> [What you need to do]
What lines in the following entries hold the word "compare"? Copy each one.

········

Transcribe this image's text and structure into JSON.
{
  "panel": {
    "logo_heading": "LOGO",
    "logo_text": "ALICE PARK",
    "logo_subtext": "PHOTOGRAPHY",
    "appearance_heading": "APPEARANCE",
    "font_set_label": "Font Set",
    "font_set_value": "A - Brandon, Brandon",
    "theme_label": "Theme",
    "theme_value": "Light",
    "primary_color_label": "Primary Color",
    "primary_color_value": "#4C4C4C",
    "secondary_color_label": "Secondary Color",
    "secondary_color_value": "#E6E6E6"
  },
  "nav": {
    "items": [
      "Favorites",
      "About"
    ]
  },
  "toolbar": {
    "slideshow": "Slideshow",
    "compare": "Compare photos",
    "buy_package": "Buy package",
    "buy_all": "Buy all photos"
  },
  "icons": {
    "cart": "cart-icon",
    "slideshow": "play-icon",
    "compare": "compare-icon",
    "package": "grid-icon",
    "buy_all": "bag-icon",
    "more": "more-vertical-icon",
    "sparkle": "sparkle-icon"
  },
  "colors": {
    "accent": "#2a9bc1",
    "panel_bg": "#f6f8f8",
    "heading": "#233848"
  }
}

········

> [Expected answer]
    "compare": "Compare photos",
    "compare": "compare-icon",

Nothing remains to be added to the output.